One Saturday, feeling as if he had recovered from his wounds, Zoilo arrived at Babylonia in his black Ford. He wore an electric-blue suit with a white silk tie, and was accompanied by King Kong, Curly, and Armadillo. The ex-guerrilla was wearing a shirt, tie, jacket, and corduroy pants.
Carlota, Raquel, and Liliana had just come back from the US. They were waiting at a table with a large basket of flowers for Zoilo.
Zoilo walked in and sat down at the table with the ladies.
Everyone applauded and whistled, and the mariachis played his favorite song, “El Rey.”
When the song finished, there were more applause and whistles, and several people got up from their tables to shake Zoilo’s hand.
A few days later, Zoilo traded his black Ford for a large, flashy, beige Chevrolet with wings on the tail, bought cheap from Benvenuto, an Italian who made a living stealing cars from Venezuela and smuggling them into Colombia.

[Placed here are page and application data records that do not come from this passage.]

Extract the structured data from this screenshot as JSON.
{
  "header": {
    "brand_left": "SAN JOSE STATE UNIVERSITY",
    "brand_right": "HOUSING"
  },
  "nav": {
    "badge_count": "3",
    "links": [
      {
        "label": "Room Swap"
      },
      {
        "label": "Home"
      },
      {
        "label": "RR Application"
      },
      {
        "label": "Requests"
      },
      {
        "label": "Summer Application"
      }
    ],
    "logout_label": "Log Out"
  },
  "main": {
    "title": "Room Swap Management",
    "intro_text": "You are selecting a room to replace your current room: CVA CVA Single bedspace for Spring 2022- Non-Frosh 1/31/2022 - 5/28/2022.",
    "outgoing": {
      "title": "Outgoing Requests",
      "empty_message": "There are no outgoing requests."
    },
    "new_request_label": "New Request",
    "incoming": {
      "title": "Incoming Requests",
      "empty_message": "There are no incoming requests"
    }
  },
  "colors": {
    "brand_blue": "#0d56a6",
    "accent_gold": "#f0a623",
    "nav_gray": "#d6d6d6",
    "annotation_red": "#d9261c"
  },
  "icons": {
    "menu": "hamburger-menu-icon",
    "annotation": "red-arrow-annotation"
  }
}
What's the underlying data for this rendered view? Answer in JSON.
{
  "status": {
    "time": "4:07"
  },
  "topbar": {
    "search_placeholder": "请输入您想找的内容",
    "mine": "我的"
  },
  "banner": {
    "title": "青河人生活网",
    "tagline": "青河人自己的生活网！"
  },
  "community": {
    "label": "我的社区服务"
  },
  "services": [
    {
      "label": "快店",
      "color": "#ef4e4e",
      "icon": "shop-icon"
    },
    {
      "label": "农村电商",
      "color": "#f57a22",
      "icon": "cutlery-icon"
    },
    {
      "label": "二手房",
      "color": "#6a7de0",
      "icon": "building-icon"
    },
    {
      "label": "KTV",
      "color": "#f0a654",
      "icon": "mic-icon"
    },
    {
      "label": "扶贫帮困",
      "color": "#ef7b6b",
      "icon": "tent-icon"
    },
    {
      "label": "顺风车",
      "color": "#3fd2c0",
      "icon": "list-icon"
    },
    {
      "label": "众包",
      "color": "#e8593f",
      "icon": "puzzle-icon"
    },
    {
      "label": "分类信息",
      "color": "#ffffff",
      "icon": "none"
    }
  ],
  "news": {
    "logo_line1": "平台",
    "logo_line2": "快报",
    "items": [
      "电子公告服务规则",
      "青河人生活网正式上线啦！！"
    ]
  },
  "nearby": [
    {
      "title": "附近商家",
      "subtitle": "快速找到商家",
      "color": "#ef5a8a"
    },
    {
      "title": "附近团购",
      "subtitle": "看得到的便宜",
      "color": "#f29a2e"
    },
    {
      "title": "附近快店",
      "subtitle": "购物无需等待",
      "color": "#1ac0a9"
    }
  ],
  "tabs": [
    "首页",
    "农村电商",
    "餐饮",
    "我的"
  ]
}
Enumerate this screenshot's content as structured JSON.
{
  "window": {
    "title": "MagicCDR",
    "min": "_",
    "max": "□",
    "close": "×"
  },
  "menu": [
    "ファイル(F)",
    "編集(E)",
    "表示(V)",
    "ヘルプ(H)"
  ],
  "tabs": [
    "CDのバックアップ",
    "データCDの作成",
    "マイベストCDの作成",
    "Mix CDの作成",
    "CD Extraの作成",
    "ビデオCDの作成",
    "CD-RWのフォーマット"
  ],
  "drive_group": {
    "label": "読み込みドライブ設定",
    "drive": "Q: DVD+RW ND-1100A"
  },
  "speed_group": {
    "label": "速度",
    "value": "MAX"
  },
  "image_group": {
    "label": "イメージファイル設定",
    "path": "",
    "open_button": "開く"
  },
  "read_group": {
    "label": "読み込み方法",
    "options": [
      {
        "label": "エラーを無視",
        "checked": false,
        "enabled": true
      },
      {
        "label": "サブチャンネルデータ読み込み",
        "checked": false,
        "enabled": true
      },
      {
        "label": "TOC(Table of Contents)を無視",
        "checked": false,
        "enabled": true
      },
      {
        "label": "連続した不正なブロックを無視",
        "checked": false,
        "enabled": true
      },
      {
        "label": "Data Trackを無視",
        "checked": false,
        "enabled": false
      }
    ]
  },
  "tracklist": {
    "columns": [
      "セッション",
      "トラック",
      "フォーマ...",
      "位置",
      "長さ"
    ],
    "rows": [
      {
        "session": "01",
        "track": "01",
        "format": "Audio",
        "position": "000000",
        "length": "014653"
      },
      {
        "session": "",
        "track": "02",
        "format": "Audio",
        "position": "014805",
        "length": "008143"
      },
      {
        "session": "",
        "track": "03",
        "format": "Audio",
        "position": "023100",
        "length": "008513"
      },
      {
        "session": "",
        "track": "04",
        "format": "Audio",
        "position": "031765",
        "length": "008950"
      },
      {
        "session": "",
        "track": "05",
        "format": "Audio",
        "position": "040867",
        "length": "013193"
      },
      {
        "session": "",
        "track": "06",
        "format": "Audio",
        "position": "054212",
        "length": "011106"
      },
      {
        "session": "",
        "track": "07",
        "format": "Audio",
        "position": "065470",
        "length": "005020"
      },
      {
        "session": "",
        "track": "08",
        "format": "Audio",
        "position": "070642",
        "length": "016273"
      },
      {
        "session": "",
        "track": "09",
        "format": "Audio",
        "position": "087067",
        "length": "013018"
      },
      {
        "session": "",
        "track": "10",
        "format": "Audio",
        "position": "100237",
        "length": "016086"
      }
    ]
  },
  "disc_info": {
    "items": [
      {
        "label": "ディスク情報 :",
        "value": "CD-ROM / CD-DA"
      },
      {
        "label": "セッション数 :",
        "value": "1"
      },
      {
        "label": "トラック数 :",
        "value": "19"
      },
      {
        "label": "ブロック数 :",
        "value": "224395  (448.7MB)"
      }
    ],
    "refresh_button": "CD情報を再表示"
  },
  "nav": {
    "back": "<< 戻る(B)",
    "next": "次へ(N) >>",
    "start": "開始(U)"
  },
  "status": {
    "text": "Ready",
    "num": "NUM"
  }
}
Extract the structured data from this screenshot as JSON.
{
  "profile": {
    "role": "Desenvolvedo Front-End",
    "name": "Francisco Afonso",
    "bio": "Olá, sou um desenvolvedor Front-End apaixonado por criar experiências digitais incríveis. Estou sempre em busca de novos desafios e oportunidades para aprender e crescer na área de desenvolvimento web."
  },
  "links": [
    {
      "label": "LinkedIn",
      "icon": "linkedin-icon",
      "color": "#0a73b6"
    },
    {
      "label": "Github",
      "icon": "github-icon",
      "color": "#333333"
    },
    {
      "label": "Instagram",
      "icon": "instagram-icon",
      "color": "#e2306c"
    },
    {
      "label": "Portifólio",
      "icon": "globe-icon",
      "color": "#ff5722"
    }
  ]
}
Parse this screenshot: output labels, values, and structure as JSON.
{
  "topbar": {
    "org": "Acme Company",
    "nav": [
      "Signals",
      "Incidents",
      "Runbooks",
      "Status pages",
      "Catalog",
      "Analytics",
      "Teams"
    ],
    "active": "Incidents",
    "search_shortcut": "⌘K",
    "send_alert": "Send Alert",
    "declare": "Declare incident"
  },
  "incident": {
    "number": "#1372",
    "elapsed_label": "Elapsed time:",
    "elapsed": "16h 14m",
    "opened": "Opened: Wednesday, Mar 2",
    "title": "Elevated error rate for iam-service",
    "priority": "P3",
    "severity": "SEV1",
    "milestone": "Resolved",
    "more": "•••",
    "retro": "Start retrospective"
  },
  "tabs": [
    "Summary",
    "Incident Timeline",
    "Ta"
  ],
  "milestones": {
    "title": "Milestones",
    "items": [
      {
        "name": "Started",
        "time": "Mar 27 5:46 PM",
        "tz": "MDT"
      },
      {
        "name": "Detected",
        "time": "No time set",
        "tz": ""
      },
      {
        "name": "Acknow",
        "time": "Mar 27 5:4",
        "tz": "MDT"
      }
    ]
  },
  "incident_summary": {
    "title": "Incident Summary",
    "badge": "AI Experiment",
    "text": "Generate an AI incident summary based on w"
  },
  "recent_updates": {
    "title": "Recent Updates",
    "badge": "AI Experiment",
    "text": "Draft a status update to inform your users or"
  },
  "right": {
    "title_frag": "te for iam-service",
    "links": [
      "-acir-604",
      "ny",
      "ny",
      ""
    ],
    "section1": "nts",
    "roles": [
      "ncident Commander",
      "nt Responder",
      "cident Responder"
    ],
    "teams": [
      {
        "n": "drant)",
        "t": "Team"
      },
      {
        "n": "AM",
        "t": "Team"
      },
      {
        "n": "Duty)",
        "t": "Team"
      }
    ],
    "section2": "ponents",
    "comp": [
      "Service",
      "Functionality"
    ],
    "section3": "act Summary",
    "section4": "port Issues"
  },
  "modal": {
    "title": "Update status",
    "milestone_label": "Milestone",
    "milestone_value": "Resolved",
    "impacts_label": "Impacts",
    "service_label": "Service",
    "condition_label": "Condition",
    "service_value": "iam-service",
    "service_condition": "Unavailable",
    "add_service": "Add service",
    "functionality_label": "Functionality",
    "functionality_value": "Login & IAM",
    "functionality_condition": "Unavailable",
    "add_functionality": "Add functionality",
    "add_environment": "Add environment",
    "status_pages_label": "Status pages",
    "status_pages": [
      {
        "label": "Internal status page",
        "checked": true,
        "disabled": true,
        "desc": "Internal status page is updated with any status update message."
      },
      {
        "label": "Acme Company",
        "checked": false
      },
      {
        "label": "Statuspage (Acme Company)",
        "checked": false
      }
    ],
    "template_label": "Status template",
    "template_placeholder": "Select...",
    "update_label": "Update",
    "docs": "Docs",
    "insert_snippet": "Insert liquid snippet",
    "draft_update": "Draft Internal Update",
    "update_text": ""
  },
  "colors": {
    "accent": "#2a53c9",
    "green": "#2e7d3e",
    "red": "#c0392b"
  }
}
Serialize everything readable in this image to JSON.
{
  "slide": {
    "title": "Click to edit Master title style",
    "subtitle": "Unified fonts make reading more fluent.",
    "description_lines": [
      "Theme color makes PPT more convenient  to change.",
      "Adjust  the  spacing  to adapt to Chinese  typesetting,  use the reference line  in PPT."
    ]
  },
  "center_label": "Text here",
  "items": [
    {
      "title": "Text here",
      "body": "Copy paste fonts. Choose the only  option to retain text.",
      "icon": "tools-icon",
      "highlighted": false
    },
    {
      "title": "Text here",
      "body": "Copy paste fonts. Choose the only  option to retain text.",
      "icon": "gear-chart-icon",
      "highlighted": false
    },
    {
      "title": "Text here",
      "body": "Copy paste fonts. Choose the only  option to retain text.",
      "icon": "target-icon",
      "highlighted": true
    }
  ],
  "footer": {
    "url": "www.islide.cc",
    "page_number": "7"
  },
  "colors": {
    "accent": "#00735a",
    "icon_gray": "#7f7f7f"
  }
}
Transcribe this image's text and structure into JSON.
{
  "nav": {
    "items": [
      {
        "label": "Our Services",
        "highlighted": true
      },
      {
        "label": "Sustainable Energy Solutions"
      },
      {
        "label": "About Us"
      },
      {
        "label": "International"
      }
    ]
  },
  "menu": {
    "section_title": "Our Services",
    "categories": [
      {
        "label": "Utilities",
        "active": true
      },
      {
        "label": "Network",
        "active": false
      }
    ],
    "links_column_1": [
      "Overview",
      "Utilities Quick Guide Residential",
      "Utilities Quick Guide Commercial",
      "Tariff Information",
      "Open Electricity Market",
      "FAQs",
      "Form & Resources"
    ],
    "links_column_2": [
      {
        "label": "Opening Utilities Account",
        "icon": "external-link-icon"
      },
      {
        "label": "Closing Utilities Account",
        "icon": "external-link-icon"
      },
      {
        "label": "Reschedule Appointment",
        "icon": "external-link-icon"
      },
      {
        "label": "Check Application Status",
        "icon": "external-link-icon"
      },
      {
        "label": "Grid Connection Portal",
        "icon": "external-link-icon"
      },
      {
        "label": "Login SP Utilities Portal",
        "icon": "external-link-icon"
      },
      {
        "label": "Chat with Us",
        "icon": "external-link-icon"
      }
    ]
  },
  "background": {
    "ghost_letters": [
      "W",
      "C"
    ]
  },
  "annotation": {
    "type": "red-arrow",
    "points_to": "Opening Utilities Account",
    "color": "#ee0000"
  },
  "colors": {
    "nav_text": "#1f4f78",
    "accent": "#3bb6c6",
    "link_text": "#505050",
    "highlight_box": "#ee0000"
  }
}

The weapon he always carried with him to get across the border safely was a large wad of dollar bills.
By slipping some money to Z-4 agents and to people who worked at the Department of Motor Vehicles, Zoilo got the car’s papers in order.
Zoilo would drive around Cali in his flashy Chevrolet, wearing a brightly colored sports shirt, without his bodyguards, circling Plaza Caycedo, waving and smiling to those he knew.
Around that time, a reporter wrote an article that was published in a local magazine in which he called Zoilo “the Boss of Cali,” and described him as a criminal and drug trafficker.
Thousands of people read about the life of the gangster they would see every day casually driving around the streets of the city.
At first, Zoilo was incensed. He called the reporter and told him he wanted to meet him outside the offices of the magazine. The reporter was young and audacious, and agreed to meet Zoilo. The day of the meeting, the reporter stuck a gun into his pants.
Zoilo showed up with King Kong and Curly.
In full view of all the people walking by on the street, Zoilo, his hand in his pocket, threatened the reporter.
If you mention me again in your magazine, I’ll kill you.
The young man, his hand also in his pocket, stood his ground.
My job is to write. You don’t frighten me.
The reaction to the article, however, came as a surprise to Zoilo. People who had never greeted him before now went out of their way to do so. Everyone smiled when he walked by. Everyone talked about him. Reporters from other magazines and newspapers asked to interview him.
In the end, Zoilo was thrilled. He sent a message to the reporter saying that he wasn’t angry anymore and even thanked him for the article.
Translated by Kurt Hollander
Hernán Hoyos died on October 5, 2021.
Kurt Hollander is a writer, literary translator, and fine art/documentary photographer. Originally from downtown New York City, he lived in Mexico City for many years and has been living in Cali, Colombia, for the past seven. Kurt has just finished The Joyous Life, a book and photography project about the working-class culture of sex in Cali (which includes a discussion of the work of Hernán Hoyos), as well as a translation into English of Hoyos’s masterpiece, Coca, and is looking for a publisher.